Property developer Italpinas Euroasian Design and Eco-Development Corporation (ITPI) is a strong advocate of the concept of biomimicry in their buildings.

ITPI is an Italian-Filipino company known for its advocacy for, and practice of, sustainable architecture and development around the country. The developer supports ‘biomimicry’ because it believes there is no richer source of inspiration than nature for buildings to work.

Its first property in Cagayan de Oro called Primavera Residences recently garnered a Five Star Award for Best Mixed-Use Development in the Philippines at the Asia Pacific Property Awards 2014-2015.

Chairman and CEO of ITPI, architect Romolo V. Nati explains that the biomimicry concept has been around for centuries, citing a famous historical example of how scientist Leonardo da Vinci copied the wings of a bat to invent his own flying machine.

Pointing out how consumption of natural resources and human development were in balance up to a certain point in history, Nati observes that the balance was broken primarily because of a cultural misconception that resources were infinite and man had total control over nature. For man to change, his thinking has to change first, which will positively impact cities.

For instance, property developers often copy models from around the world, which is wrong because something that works elsewhere may not work in another location. Additionally, developments tend to work against nature instead of adapting to it, resulting in structures becoming too dependent on artificial cooling systems, which contribute to rising CO2 levels.

Describing nature as actually the most intelligent designer with plants, animals and natural structures all designed with a purpose and function, Nati says the learnings from nature should be used and adapted to building design, to solve ventilation problems such as cooling and temperature control.
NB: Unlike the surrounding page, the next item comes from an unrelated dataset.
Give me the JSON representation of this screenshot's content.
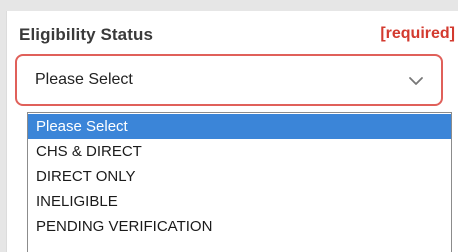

For the award-winning Primavera Residences, for instance, ITPI took inspiration from an anthill. One of Primavera Residences’ most prominent passive green features, the central column in the middle of every building, takes its cue from the hollow opening to the ant colony used for transporting materials and for ventilation.

The central column allows natural light into the building, diminishing the need for artificial lighting, and creates a funnel effect that allows air inside the building and distributes it to cross-facing units. Cantilevered edges absorb the sun’s heat before it hits the windows, helping to reduce the building temperature.

At its Coral City project, another architectural concept based on biomimicry, ITPI took inspiration from coral with the 30,000 sqm green complex featuring individual, interconnected buildings in ring-like shapes that can withstand earthquakes, typhoons and floods.

Architect Nati says one of the most significant benefits of looking to nature for design inspiration has been the huge savings achieved on construction costs. For instance, by incorporating passive design features, they don’t need to use expensive equipment or hire speciality green construction firms to construct their designs.

ITPI’s design inspiration is helping property buyers save money, with 20% savings being achieved on electricity thanks to the green features.